“It bears repeating here that the Reserve Bank does not target a level for the exchange rate, nor does it have an overall target for foreign exchange reserves.
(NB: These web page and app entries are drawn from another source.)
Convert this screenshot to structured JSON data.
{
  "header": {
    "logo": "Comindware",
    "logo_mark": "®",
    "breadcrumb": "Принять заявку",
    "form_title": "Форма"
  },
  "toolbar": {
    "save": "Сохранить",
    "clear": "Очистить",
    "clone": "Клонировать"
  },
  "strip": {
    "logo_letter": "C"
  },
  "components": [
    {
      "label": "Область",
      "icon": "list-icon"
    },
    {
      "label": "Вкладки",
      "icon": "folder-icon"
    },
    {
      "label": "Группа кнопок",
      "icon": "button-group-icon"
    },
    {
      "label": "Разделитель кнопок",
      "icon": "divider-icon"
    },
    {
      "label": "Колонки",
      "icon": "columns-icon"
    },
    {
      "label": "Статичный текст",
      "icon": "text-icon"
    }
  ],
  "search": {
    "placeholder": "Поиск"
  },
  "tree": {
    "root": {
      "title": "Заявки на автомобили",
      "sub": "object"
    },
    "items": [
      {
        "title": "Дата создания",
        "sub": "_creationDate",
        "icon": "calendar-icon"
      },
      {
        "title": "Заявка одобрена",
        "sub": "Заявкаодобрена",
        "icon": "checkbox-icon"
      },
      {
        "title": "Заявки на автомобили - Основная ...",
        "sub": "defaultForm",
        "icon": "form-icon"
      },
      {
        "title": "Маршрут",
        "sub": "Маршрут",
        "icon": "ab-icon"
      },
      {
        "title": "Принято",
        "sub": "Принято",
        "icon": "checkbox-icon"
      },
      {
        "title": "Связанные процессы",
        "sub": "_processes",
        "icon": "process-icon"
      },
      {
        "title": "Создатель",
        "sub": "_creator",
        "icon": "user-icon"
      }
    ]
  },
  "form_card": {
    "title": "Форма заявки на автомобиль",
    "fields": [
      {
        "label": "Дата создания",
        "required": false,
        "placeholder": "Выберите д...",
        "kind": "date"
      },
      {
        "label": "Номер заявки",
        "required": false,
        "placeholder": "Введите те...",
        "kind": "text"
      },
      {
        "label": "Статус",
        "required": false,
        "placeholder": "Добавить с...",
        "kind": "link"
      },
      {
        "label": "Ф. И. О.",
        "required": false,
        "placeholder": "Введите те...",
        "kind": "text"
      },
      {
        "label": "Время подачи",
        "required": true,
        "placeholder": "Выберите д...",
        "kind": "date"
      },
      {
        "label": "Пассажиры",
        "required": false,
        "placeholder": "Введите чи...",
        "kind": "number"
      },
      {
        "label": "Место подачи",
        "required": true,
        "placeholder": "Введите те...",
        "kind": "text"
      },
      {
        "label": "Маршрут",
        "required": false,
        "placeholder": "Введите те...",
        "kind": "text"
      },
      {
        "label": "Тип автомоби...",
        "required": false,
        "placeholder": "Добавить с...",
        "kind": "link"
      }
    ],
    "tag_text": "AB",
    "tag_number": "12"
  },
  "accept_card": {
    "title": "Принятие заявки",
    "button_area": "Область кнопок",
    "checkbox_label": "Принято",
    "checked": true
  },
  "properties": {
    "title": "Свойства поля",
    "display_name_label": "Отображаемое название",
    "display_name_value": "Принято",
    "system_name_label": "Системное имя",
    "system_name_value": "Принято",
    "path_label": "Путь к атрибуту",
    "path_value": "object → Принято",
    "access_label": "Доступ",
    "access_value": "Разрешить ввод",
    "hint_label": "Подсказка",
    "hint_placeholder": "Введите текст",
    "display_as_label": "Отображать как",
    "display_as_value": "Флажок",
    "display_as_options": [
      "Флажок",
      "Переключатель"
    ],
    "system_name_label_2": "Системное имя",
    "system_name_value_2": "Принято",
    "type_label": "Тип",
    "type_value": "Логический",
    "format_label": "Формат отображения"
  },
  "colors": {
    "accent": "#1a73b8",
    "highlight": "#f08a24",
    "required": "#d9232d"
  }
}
It does intervene on occasion, in both directions, to reduce avoidable volatility in the exchange rate,” he said.
“Any reserve build-up is a residual consequence of such actions rather than a direct objective,” he added.
Rupee has surged nearly 2 per cent this year, much more than compared to various Asian currencies.
RBI has been intervening in the market at certain occasions to prevent the rupee from strengthening.
Continuing its slide for the third straight session, the rupee yesterday fell by 5 paise to end at 61.92 against the dollar following sustained demand for the American currency from importers and a better dollar in overseas trades.
India’s foreign exchange reserves rose to USD 328.7 billion at the end of January 2015. Thus, it provides an “opportune time” to remove restrictions on gold imports.
The Economic Survey for 2014-15 said financial inflows in excess of the requirements have helped shore up foreign exchange reserves (USD 328.7 billion at the end of January 2015). They have helped lessen the vulnerability concern that led to serious stress last year.